Understanding Supply Chain Risk Management and How it Can Help Your Business

Friday, December 27, 2019, 6:00 AM | Leave Comment

Businesses everywhere worry that there won’t be the opportunity available to make immediate changes after identifying risk or possible disaster.

Supply chain risk management is part of the process of predicting risk and making those necessary changes to avoid it.

Understanding Supply Chain Risk Management and How it Can Help Your Business

  • What is Supply Chain Risk Management

    Your supply chain is everything from your orders for raw materials out through until the finished product hits a store’s shelves. Most companies don’t have to worry about everything from raw materials to final shipping, but it’s likely that your specific supply chain will come with the same amount of risk and concern.

    Risk management, specifically for your supply chain, is the act of planning and taking strategic steps to find, analyze, and avoid or reduce the risk in an end-to-end supply chain.

  • How Does It Work?

    Initially, supply chain risk management just seems like a lot of worries. You worry about every possible step, but the ultimate payoff should be less money lost in the supply chain, better time management, and fewer defects.

    Supply chain risk management isn’t limited to Six Sigma or LEAN type thinking either. You can work with an independent supply chain risk analysis provider and then take over on mitigating the risk yourself.

  • Where to Begin

    When you are first starting to implement supply chain risk management, you’ll want to divide your risks into “known” and “unknown” risks. While your company may face day to day struggles such as materials not coming in on time, unreliable drivers, or high-defect rates during production, these are all known risks.

    The good note is that known risks are the easiest to control. You can often change providers, work with providers, or transit companies to get better service and control your internal staff or processes to avoid risk.

    Unknown risks, however, are often impossible to predict. Where known risks are frequent weather patterns, unknown risks are the off-season hurricanes that roll into unsuspecting towns over the course of a day.

    Unknown risks will often fall to management and executives to ask “what if” questions until a risk possibility is identified. One example of an unknown risk is a lawsuit. It’s likely to happen, but no one knows when. Numerous companies have full legal teams just waiting to take to the defense.

    Another unknown risk example is cybersecurity. These examples open up the thought process for identifying possible unknown risks. Then you can work with your internal processes to mitigate that risk and reduce the damage before the storm hits.

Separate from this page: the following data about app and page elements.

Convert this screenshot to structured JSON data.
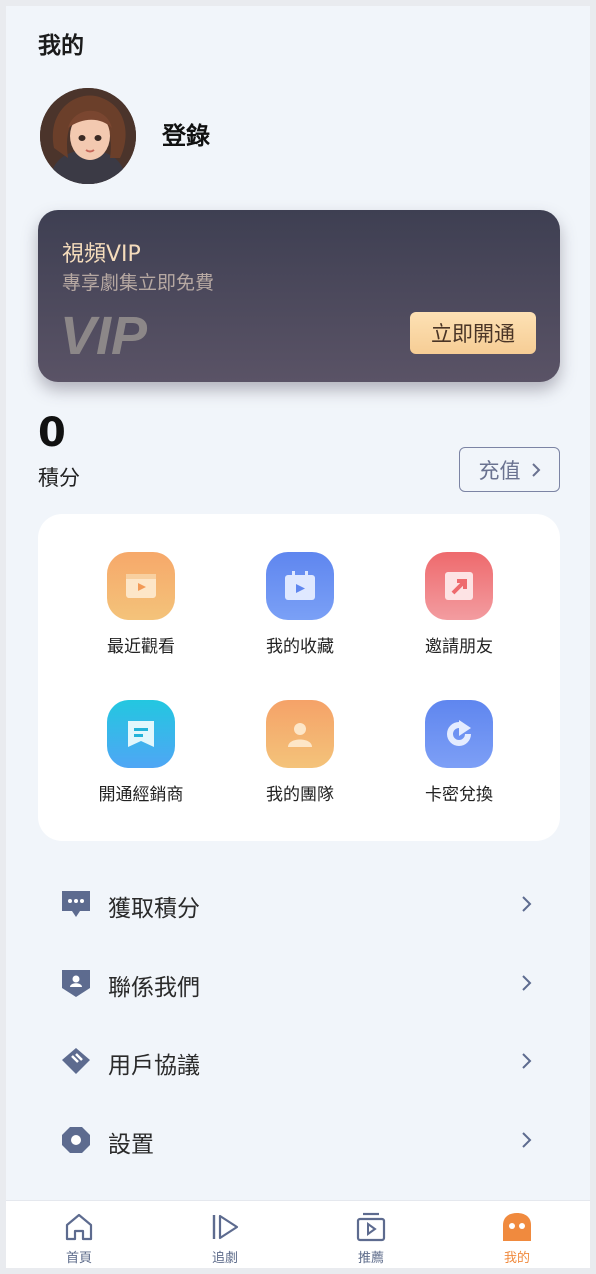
{
  "header": {
    "title": "我的"
  },
  "profile": {
    "login_label": "登錄"
  },
  "vip": {
    "title": "視頻VIP",
    "subtitle": "專享劇集立即免費",
    "logo_text": "VIP",
    "open_button": "立即開通"
  },
  "points": {
    "value": "0",
    "label": "積分",
    "recharge_button": "充值"
  },
  "grid": [
    {
      "label": "最近觀看",
      "icon": "recent-watch-icon"
    },
    {
      "label": "我的收藏",
      "icon": "favorites-icon"
    },
    {
      "label": "邀請朋友",
      "icon": "invite-icon"
    },
    {
      "label": "開通經銷商",
      "icon": "dealer-icon"
    },
    {
      "label": "我的團隊",
      "icon": "team-icon"
    },
    {
      "label": "卡密兌換",
      "icon": "redeem-icon"
    }
  ],
  "menu": [
    {
      "label": "獲取積分",
      "icon": "chat-bubble-icon"
    },
    {
      "label": "聯係我們",
      "icon": "contact-icon"
    },
    {
      "label": "用戶協議",
      "icon": "agreement-icon"
    },
    {
      "label": "設置",
      "icon": "settings-icon"
    }
  ],
  "tabs": [
    {
      "label": "首頁",
      "icon": "home-icon"
    },
    {
      "label": "追劇",
      "icon": "play-icon"
    },
    {
      "label": "推薦",
      "icon": "recommend-icon"
    },
    {
      "label": "我的",
      "icon": "profile-icon",
      "active": true
    }
  ],
  "colors": {
    "accent": "#f08a3e",
    "vip_gold": "#f5dcbc",
    "menu_icon": "#5d6b8f",
    "background": "#f1f5fa"
  }
}
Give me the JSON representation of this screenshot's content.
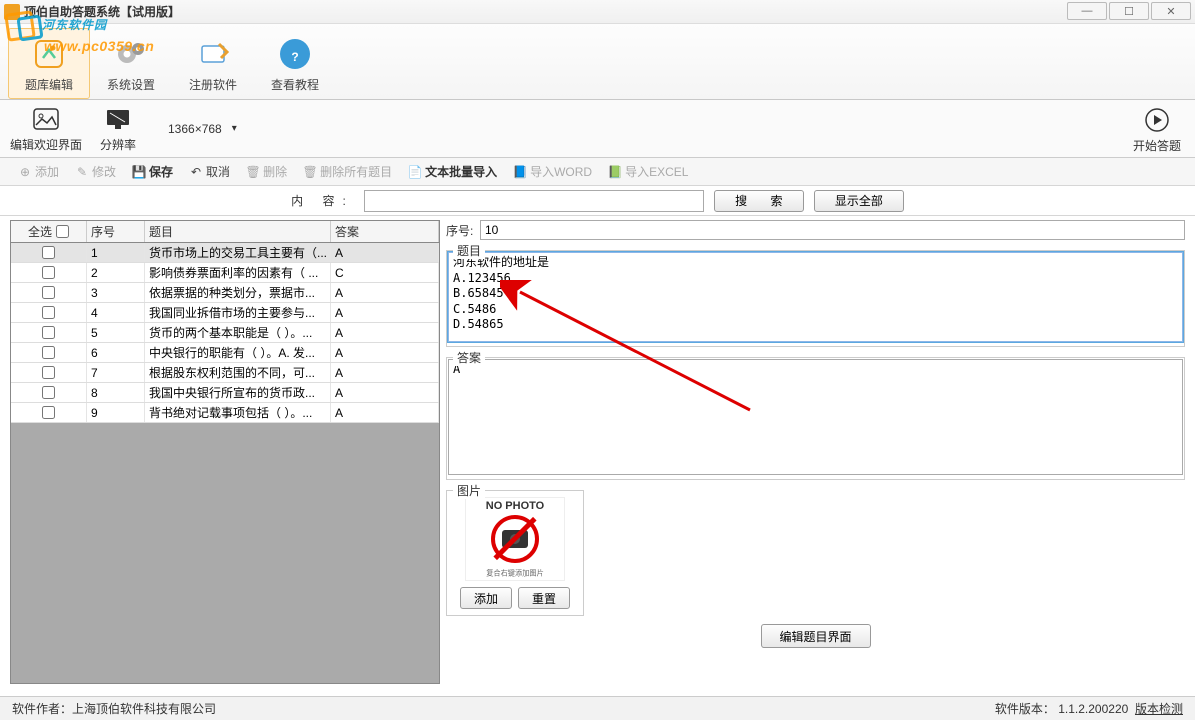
{
  "window": {
    "title": "顶伯自助答题系统【试用版】"
  },
  "watermark": {
    "text": "河东软件园",
    "url": "www.pc0359.cn"
  },
  "ribbon": {
    "items": [
      {
        "label": "题库编辑",
        "active": true
      },
      {
        "label": "系统设置",
        "active": false
      },
      {
        "label": "注册软件",
        "active": false
      },
      {
        "label": "查看教程",
        "active": false
      }
    ]
  },
  "subtoolbar": {
    "edit_welcome": "编辑欢迎界面",
    "resolution_label": "分辨率",
    "resolution_value": "1366×768",
    "start_answer": "开始答题"
  },
  "actions": {
    "add": "添加",
    "modify": "修改",
    "save": "保存",
    "cancel": "取消",
    "delete": "删除",
    "delete_all": "删除所有题目",
    "text_import": "文本批量导入",
    "import_word": "导入WORD",
    "import_excel": "导入EXCEL"
  },
  "search": {
    "label": "内 容:",
    "value": "",
    "search_btn": "搜 索",
    "showall_btn": "显示全部"
  },
  "table": {
    "select_all": "全选",
    "col_num": "序号",
    "col_title": "题目",
    "col_ans": "答案",
    "rows": [
      {
        "num": "1",
        "title": "货币市场上的交易工具主要有（...",
        "ans": "A"
      },
      {
        "num": "2",
        "title": "影响债券票面利率的因素有（ ...",
        "ans": "C"
      },
      {
        "num": "3",
        "title": "依据票据的种类划分，票据市...",
        "ans": "A"
      },
      {
        "num": "4",
        "title": "我国同业拆借市场的主要参与...",
        "ans": "A"
      },
      {
        "num": "5",
        "title": "货币的两个基本职能是（   ）。...",
        "ans": "A"
      },
      {
        "num": "6",
        "title": "中央银行的职能有（   ）。A. 发...",
        "ans": "A"
      },
      {
        "num": "7",
        "title": "根据股东权利范围的不同，可...",
        "ans": "A"
      },
      {
        "num": "8",
        "title": "我国中央银行所宣布的货币政...",
        "ans": "A"
      },
      {
        "num": "9",
        "title": "背书绝对记载事项包括（   ）。...",
        "ans": "A"
      }
    ]
  },
  "detail": {
    "seq_label": "序号:",
    "seq_value": "10",
    "question_label": "题目",
    "question_value": "河东软件的地址是\nA.123456\nB.65845\nC.5486\nD.54865",
    "answer_label": "答案",
    "answer_value": "A",
    "image_label": "图片",
    "no_photo": "NO PHOTO",
    "no_photo_hint": "复合右键添加图片",
    "add_btn": "添加",
    "reset_btn": "重置",
    "edit_ui_btn": "编辑题目界面"
  },
  "status": {
    "author_label": "软件作者：",
    "author": "上海顶伯软件科技有限公司",
    "version_label": "软件版本：",
    "version": "1.1.2.200220",
    "check_update": "版本检测"
  }
}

Throw us a like at Facebook.com/doable.finance

Post a Comment on Content of the Article


This is not a billboard for your advertisement. Make comments on the content else your comments would be deleted promptly.

CommentLuv badge